Today the Federal Circuit issued one nonprecedential opinion in a patent case and one precedential erratum. Here is the introductions to the opinion and the erratum.
Here is an update on recent (and classic) scholarship related to the Federal Circuit and its jurisdiction and jurisprudence. This month we are highlighting one piece related to the Federal Circuit’s treatment of patent law’s doctrine of equivalents, one piece related to the Federal Circuit’s jurisdiction over government contracts, and one piece of classic scholarship related to the court’s formation.
I’m excited to announce several new ways for you to stay up to date on Federal Circuit cases and news. We have created a daily digest email as well as a presence on various social media platforms. Read on for the details.
Here is a report on recent news and commentary related to the Federal Circuit and its cases. Today’s report covers an article on a recent petition for rehearing by Capital One Financial, a discussion of the Federal Circuit’s second decision in the past month involving Campbell Soup and Gamon Plus, and a comment on when judicial economy can lead to error.

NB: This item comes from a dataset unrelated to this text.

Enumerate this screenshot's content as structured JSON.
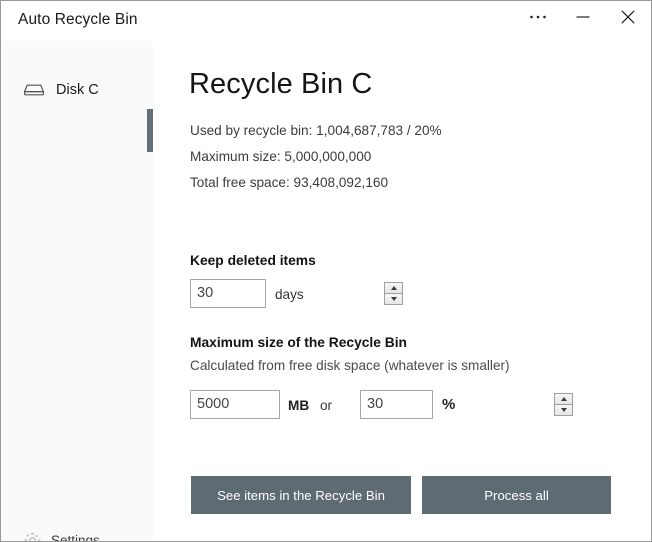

Today the Federal Circuit issued one precedential opinion in a patent case, one precedential opinion in an international trade case, one precedential opinion in an IRS case, and one nonprecedential Rule 36 judgment. Here are the introductions to the opinions and a list of the Rule 36 judgments.
Here is an update on recent activity at the Supreme Court in cases decided by the Federal Circuit. While there is no new activity to report in the merits cases, the Supreme Court did deny two petitions for certiorari. And while no new petitions were filed this week, two reply briefs in support of petitions were filed, and as were several amicus briefs.
Today the Federal Circuit sua sponte granted en banc rehearing in a veterans case, Francway v. Wilkie. Beyond granting rehearing, the en banc court also withdrew a previously issued precedential opinion in this case and issued a new precedential opinion replacing it.
In the new opinion, the en banc court responded to the argument that the “presumption of competency” used in reviewing the opinions of Department of Veterans Affairs (“VA”) medical examiners conflicts with the VA’s statutory duty to assist veterans and the statutory benefit-of-the-doubt rule used in veterans cases when the evidence is in approximate equipoise.
The en banc court overruled its caselaw to the extent that caselaw is inconsistent with merely requiring veterans to raise the issue of the competency of medical examiners, and it noted that “the requirement that the veteran raise the issue of the competency of the medical examiner is best referred to simply as a ‘requirement’ and not a ‘presumption of competency.’”